It is not uncommon for people taking PEPSE to get side effects. These will stop once the course of drugs has been completed but for some people they can make sticking with PEPSE difficult. Headaches, tiredness, feeling sick and diarrhoea are common side effects.

If you are finding the treatment difficult, speak to the clinic that gave it to you; they can give you medication to help with side effects. Because of side effects some people need to take time off work or study while they are on PEPSE. Also, as recreational drugs can have dangerous interactions with HIV medication, it’s advisable to not use them while taking PEPSE.

To ensure that the PEPSE drugs have not had any negative impact on your body, you will need blood tests within two weeks of starting the treatment and at the end of the course. To be sure that no HIV infection has taken place, three months after the course of PEPSE drugs has been completed an HIV test is carried out.
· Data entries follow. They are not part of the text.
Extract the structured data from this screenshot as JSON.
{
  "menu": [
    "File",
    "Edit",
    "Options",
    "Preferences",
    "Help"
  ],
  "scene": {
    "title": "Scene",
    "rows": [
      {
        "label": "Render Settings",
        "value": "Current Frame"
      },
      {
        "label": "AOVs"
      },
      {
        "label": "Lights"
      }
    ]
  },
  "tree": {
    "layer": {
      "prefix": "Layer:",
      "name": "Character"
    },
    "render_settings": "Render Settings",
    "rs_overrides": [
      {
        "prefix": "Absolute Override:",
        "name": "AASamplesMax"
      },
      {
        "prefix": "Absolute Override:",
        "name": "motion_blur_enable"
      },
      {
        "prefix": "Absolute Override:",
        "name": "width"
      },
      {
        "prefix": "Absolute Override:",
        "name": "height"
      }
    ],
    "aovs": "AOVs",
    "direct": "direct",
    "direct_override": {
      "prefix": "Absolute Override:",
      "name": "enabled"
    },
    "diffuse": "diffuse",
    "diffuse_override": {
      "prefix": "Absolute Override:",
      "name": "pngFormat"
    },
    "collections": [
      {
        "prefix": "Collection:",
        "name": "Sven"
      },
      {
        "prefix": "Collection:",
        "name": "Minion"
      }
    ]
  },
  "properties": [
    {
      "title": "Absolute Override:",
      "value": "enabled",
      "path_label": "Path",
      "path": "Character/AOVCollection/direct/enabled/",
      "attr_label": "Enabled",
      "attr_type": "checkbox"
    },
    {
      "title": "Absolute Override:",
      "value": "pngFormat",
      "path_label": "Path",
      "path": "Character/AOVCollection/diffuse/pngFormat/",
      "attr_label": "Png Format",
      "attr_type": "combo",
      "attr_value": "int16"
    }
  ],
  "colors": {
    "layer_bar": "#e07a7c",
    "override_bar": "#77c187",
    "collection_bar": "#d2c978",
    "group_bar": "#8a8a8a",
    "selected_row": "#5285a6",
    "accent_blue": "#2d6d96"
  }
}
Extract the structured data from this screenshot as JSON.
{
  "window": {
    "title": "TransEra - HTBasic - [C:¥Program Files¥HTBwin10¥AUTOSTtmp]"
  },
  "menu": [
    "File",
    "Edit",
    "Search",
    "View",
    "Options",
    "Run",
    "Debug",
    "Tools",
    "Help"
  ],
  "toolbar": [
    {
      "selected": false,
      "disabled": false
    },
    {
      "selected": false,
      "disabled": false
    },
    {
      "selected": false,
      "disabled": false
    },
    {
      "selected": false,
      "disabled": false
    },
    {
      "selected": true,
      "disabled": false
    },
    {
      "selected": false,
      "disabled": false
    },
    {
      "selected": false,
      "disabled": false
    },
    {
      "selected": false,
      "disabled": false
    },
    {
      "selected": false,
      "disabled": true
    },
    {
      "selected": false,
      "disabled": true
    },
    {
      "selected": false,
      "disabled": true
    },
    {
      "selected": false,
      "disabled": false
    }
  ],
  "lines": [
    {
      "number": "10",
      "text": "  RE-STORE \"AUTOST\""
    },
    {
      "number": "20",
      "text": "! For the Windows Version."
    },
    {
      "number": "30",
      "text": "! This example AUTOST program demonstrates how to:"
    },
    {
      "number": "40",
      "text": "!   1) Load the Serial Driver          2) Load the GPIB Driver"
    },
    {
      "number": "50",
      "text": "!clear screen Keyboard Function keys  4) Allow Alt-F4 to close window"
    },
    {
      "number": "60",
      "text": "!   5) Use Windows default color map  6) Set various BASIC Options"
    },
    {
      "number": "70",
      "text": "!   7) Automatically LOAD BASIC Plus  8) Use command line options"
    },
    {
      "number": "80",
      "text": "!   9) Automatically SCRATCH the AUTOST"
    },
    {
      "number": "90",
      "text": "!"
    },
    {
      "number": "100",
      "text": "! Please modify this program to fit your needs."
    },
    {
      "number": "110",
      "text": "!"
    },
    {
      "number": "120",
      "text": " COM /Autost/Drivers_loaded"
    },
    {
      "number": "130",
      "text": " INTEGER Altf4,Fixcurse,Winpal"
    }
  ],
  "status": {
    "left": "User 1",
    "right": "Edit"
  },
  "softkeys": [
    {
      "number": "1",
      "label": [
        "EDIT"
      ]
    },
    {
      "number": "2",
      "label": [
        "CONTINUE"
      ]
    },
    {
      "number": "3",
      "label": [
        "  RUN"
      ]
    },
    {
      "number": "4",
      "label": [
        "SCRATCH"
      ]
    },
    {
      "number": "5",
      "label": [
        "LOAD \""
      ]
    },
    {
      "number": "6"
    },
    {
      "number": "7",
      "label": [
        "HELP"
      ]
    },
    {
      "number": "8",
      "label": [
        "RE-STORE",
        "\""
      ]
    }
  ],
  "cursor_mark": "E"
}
If you decide not to take PEPSE, an HIV test is recommended anyway, along with a check up for sexually transmitted infections.

Patients are advised not to have unprotected sex until their final HIV result is known to be negative.


PEPSE is an emergency measure to be used as a last resort, eg, if a condom breaks or you have a ‘slip up’ from your usual safer sex routine. PEPSE is a combination of powerful drugs and can be hard to get hold of, so it is no substitute for condoms, but it’s important to know about in case one day you or someone you’ve had sex with needs it.

PEPSE is not guaranteed to always work but has a high success rate. It is free of charge but can only be prescribed by doctors and if certain criteria are met. Sexual health and HIV clinics can provide it, as can Accident & Emergency departments of hospitals. Regular family doctors (GPs) don’t give PEPSE.